Microsoft has several methodologies for hosting data, applications, reports, and collaboration. In this section, we cover Analysis Services interoperability with regards to each hosting platform.
You can run any supported version and edition of Analysis Services on an Azure Virtual Machine. In contrast with Azure SQL Database, which is a service on Azure that provides much of the same functionality as an on-premises relational database engine, there is no Analysis Services equivalent on Azure. Installing, configuring, and running Analysis Services in an Azure VM is our only Azure based option.

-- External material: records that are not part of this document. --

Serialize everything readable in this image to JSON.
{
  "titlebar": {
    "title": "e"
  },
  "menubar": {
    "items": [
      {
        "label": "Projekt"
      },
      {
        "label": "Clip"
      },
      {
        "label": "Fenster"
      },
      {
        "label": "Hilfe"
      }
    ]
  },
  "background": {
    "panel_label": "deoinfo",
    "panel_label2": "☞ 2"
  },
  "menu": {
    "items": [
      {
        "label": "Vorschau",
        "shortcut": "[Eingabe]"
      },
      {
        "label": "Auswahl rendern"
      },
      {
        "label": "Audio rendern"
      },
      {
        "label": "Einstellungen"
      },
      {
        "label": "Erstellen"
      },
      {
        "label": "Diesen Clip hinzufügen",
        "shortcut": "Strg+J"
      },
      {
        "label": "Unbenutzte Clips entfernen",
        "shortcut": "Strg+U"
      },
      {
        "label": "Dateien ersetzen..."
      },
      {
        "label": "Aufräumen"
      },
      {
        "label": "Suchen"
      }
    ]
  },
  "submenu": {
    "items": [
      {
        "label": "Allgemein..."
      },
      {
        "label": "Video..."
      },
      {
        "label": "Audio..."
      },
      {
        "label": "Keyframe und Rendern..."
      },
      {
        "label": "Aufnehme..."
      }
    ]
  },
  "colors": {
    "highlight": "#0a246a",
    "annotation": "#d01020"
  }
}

Excel Online in Office 365 supports remote connections to tabular and multidimensional models that run on premises.
Power BI sites in Office 365
In a Power BI site, Power View reports can connect to tabular data models that run on-premises.
On Premises Servers (SharePoint and SQL Server instances)
An on premises database server (that is, a SQL Server instance that has Analysis Services installed) is still the primary means for making Analysis Services data available to reports and client applications. Tabular, multidimensional, and data mining solutions run on Analysis Services instances on a network, with no SharePoint dependency.
SQL Server integrates with SharePoint by adding support for PowerPivot data access and tabular data access. Investment in SharePoint and SQL Server integration grows when you maximize the number of features used from each product. If you have SharePoint, you can install SQL Server PowerPivot for SharePoint to enable PowerPivot data access and get the PowerPivot .bism connection files used to access tabular databases running on an external Analysis Services instance on a network server.
If you have both SharePoint and SQL Server, you can support the following combination of services and applications:
Now that you have a basic understanding of how the solutions compare, try out the following tutorials to learn the steps for creating each one. The following links take you to tutorials that explain the steps.
Build a tabular model using the Tabular Modeling (Adventure Works Tutorial).
Build a multidimensional model using the Multidimensional Modeling (Adventure Works Tutorial).
Build a data mining model using the Basic Data Mining Tutorial.
Build a PowerPivot model using the PowerPivot for Excel Tutorial.
Analysis Services Instance Management
What's New in Analysis Services and Business Intelligence
What's New (Reporting Services)
What’s New in PowerPivot
PowerPivot Help for SQL Server 2012
PowerPivot BI Semantic Model Connection (.bism)
Create and Manage Shared Data Sources (Reporting Services in SharePoint Integrated Mode)